My name is Alex Recher. I’m a rising senior majoring in International Affairs and French. This summer, I did an internship with the State Department in the Political Section of the U.S. Embassy in Kinshasa, Democratic Republic of Congo. This internship gave me the opportunity to combine and put into practice my academic interests, exploring my interest in international politics and diplomacy in the setting of one of the world’s most complex political situations while leveraging my French language abilities in one of the world’s largest Francophone countries.
Getting this internship was a bit of a process, with applications due all the way back in September. On the application, I had to make two selections from a confusing list of domestic and foreign bureaus and mission. I initially chose the missions in Laos and Madagascar. However, the Embassy in DRC reached out in November and offered me the position. Fully knowledgeable of the complex political and security situation in the DRC, I was crazy enough to say yes.
For my internship, I attended meetings with a variety of Embassy contacts, including local human rights activists, politicians, members of the judiciary, and diplomats from other missions. Based on these meetings, I helped to draft diplomatic cables reporting to Washington on several aspects of the political situation in the DRC, including human rights, corruption, and the judiciary. Outside of reporting, I helped set up the Embassy’s annual Fourth of July celebration, a large undertaking and important opportunity for the Embassy to strengthen ties and contacts in the DRC. I was also able to attend events put on by other missions and civil society, including British and Swiss national day festivities and one of the DRC’s first public Pride events.

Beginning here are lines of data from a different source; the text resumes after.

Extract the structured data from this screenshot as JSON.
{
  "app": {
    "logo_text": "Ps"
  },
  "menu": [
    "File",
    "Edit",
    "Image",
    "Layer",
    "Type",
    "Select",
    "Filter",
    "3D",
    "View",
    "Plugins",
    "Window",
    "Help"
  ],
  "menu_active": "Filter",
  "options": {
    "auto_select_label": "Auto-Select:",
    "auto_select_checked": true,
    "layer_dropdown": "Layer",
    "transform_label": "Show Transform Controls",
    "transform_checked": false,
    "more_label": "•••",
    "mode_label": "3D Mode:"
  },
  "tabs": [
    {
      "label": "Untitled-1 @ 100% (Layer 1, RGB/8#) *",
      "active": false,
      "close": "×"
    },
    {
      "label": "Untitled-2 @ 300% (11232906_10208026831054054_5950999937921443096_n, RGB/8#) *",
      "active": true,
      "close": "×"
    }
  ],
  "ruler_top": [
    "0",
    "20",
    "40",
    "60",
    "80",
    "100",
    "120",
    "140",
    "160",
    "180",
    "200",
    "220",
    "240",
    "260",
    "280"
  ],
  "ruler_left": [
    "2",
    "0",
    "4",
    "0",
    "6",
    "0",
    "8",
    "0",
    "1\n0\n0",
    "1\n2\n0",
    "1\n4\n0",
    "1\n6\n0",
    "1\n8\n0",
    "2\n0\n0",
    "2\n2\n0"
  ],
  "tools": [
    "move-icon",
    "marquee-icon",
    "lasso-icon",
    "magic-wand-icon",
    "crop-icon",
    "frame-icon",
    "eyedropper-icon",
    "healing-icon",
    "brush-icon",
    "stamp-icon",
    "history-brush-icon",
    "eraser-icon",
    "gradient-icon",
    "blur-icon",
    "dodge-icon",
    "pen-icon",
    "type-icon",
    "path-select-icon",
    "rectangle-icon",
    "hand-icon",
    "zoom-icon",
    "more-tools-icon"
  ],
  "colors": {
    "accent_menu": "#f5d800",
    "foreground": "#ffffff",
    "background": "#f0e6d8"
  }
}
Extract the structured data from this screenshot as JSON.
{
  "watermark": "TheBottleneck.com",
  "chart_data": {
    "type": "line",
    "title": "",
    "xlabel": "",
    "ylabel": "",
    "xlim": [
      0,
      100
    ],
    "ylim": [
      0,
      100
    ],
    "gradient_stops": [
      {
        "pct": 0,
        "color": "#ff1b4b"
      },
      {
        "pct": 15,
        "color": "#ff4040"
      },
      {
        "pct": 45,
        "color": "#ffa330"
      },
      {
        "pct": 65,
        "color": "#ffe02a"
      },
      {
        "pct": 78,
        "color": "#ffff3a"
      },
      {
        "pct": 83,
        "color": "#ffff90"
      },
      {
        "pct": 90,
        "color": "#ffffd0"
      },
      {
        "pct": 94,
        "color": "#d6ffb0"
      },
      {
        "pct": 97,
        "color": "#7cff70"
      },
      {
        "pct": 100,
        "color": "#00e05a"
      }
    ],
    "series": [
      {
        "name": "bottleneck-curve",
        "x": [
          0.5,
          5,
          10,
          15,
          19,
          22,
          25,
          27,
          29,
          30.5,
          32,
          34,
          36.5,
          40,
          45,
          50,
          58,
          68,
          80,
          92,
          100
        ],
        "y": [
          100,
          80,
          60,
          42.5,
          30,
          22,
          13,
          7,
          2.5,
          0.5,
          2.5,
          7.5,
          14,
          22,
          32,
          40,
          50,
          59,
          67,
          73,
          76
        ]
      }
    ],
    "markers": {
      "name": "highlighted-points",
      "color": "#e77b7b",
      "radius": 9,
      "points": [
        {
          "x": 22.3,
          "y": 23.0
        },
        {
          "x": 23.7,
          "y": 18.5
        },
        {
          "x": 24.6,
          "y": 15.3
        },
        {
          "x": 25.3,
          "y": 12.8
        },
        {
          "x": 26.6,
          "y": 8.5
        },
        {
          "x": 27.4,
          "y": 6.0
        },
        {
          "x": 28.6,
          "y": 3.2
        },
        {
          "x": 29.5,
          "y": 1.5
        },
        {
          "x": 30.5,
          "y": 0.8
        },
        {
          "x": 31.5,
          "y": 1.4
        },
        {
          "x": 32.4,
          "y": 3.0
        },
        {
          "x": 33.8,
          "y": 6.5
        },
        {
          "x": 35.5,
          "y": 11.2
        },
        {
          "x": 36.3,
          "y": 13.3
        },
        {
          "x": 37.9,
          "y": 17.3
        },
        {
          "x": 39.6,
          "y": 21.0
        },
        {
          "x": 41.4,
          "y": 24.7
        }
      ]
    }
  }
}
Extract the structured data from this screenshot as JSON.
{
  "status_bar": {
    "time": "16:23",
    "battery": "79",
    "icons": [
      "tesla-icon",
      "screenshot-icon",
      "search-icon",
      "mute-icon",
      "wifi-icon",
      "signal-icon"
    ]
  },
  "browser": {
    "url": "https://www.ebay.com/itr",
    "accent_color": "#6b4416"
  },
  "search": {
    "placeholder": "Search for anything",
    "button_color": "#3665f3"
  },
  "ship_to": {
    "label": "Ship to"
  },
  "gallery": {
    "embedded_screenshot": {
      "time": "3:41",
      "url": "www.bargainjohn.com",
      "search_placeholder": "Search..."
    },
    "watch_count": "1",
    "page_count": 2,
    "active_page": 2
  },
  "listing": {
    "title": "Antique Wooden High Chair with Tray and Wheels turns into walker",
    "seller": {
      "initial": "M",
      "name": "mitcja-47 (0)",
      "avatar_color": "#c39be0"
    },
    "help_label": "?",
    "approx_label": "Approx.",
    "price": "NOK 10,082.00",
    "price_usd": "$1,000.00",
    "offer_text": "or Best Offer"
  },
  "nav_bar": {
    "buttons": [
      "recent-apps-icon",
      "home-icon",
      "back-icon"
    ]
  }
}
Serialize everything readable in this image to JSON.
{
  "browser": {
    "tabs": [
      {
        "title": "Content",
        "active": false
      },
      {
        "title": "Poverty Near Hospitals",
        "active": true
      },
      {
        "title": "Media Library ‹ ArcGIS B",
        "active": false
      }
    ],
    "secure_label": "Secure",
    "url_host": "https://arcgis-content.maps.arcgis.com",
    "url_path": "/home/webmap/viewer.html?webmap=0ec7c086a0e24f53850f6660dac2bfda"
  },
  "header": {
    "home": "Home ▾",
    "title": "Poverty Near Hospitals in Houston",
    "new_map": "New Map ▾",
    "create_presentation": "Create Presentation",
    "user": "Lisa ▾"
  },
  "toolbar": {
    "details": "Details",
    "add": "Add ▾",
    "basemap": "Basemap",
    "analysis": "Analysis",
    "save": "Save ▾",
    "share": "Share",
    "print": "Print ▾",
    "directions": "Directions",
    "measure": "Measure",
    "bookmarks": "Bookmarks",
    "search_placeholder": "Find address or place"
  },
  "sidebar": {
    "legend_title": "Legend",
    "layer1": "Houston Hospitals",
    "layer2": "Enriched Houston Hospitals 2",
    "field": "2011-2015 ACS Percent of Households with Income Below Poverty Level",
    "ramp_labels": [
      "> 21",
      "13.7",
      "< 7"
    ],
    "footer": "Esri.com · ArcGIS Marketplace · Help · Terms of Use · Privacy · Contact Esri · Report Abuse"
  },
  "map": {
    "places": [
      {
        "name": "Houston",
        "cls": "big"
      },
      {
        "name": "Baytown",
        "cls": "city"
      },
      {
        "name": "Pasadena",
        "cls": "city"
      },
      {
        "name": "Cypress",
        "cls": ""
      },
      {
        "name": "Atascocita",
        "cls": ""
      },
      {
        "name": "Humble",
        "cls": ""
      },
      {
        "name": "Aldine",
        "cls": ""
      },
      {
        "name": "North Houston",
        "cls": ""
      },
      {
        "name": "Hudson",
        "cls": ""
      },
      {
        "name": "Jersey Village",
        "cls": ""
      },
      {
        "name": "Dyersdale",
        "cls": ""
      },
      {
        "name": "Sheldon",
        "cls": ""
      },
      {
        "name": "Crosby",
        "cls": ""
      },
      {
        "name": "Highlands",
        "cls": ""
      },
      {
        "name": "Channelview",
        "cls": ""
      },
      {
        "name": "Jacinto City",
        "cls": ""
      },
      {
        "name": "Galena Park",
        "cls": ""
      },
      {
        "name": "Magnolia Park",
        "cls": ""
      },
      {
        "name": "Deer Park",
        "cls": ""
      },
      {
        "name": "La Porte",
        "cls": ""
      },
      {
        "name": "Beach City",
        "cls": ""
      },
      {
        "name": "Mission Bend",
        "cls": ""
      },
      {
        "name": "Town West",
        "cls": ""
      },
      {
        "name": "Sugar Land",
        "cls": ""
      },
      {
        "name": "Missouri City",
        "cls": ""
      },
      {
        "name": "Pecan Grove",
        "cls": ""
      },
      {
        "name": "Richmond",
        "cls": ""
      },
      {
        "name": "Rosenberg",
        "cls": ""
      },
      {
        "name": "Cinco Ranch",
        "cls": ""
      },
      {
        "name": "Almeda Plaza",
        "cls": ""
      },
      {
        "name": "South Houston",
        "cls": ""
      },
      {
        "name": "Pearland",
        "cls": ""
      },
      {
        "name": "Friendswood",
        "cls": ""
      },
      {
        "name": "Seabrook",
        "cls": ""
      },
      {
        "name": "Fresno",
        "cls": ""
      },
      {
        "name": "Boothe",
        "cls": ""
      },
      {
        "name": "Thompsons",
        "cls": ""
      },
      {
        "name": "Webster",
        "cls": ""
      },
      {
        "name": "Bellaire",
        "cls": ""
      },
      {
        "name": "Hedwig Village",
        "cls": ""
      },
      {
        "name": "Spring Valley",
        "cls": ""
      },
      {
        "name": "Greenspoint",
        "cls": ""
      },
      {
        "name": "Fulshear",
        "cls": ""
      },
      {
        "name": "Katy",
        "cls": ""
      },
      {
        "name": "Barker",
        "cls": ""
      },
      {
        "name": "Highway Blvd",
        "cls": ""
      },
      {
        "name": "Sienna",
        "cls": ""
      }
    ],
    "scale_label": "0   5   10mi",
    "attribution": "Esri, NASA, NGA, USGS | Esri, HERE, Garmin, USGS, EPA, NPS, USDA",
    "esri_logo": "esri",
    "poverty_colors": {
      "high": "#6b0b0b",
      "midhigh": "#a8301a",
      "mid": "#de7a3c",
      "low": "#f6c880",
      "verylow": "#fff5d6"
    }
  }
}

Living in Kinshasa in the context of working for the Embassy was an interesting experience. The Embassy provided housing, and I shared an apartment with two other interns. For security reasons, I had limited mobility since transportation was hard to come
by. Expectedly, it sometimes felt like I was in an American bubble in the middle of the Congo. That is not to say I didn’t have some opportunities to explore. The Embassy arranged a trip to a bonobo sanctuary, and the other interns and I managed to go to Zongo Falls to the southeast of Kinshasa.
Through my internship, I developed a better understanding of how Foreign Service Officers conduct diplomacy and advance U.S. foreign policy. It also helped me further develop my writing and interpersonal skills in a professional (and occasionally bilingual) setting. I learned a lot about specifically about the DRC’s politics, government, and human rights situation. The SGA’s Responsible Citizenship Award helped immensely to make this opportunity possible. Through the SGA’s support, I was able to cover airfare and living expenses that otherwise would have been a hefty burden to bear.